#### Task data
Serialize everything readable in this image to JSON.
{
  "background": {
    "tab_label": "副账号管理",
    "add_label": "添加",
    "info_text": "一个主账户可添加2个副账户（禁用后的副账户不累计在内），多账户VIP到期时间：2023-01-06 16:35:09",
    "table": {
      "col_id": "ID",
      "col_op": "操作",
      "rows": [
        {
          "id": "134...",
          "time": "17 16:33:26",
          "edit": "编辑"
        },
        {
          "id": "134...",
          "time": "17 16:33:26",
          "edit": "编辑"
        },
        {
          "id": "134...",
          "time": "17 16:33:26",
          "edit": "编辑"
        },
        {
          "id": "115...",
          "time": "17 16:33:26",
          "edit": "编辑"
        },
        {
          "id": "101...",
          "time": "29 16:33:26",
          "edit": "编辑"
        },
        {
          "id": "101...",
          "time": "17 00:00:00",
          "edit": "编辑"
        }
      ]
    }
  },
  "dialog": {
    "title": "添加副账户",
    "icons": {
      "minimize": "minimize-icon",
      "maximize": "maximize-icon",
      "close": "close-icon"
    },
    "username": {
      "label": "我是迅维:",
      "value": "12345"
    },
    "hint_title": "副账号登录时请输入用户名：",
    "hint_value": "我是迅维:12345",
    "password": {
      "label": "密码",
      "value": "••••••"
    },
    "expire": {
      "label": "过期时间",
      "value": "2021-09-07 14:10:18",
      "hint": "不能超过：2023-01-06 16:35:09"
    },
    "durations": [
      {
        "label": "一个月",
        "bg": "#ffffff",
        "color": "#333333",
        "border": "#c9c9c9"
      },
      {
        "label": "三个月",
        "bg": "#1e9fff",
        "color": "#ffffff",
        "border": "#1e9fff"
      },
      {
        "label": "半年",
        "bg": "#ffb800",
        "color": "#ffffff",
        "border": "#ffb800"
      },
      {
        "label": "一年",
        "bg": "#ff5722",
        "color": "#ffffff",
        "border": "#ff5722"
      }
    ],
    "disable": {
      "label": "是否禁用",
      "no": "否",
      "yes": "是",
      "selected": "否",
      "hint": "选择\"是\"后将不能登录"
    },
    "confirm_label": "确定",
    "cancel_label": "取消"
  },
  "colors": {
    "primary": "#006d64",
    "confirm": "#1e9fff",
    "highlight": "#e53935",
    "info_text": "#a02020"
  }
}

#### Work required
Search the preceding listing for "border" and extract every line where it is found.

#### Solution for this task
        "border": "#c9c9c9"
        "border": "#1e9fff"
        "border": "#ffb800"
        "border": "#ff5722"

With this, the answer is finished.